UN talks seen falling short despite climate change fears
* Nations seek to extend Kyoto protocol, despite dwindling support
* Face calls for more action to curb rising greenhouse emissions
By Alister Doyle and Regan Doherty
DOHA, Nov 26 (Reuters) - Despite mounting alarm about climate change, almost 200 nations meeting in Doha from Monday are likely to pay little more than lip service to the need to rein in rising greenhouse gas emissions.
A likely failure to agree a meaningful extension of the U.N.'s Kyoto Protocol, a legally binding plan for cutting emissions by developed nations, would also undercut work on a new deal meant to unite rich and poor in fighting global warming from 2020.

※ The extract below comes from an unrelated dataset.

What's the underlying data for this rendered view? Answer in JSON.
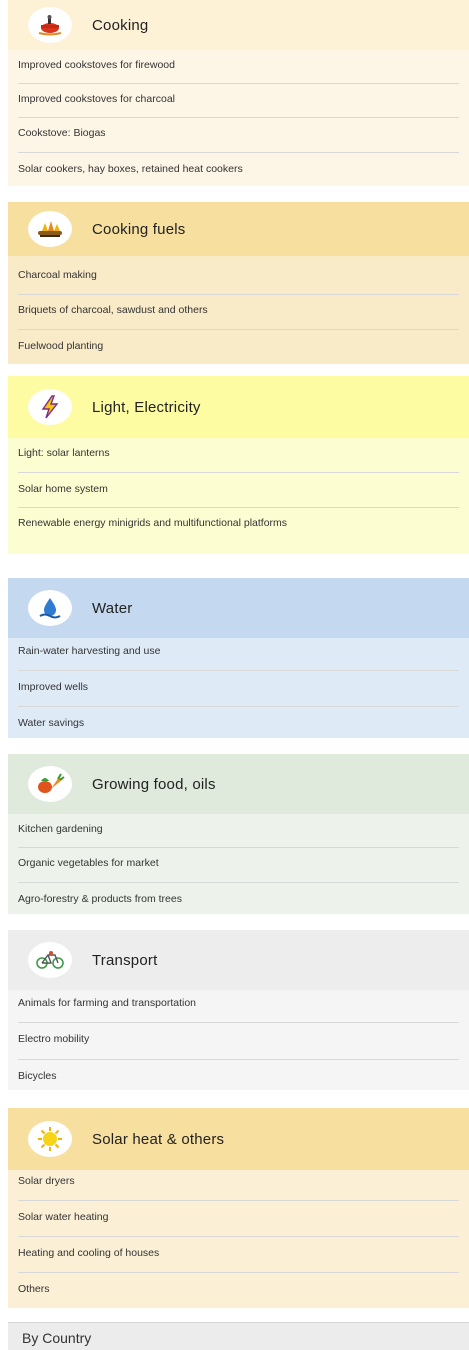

"The situation is very urgent ... We can no longer say that climate change is tomorrow's problem," Andrew Steer, president of the Washington-based World Resources Institute think-tank, said of the Nov. 26-Dec. 7 talks in Qatar.
Superstorm Sandy had been a wake-up call for many Americans as the sort of extreme event predicted by climate scientists in a warming world, he said, even though individual weather events cannot be blamed on man-made global warming.
A U.N. study last week said the world was on target for a rise in temperatures of between 3 and 5 degrees Celsius (5.4 to 9F) because of increasing emissions. That would cause more floods, droughts, heatwaves and rising sea levels.
A U.N. conference two years ago agreed to limit any rise in temperatures to below 2 degrees Celsius (3.6F) above pre-industrial times. But greenhouse gas levels hit a new record in 2011, despite the world economic slowdown. Continued...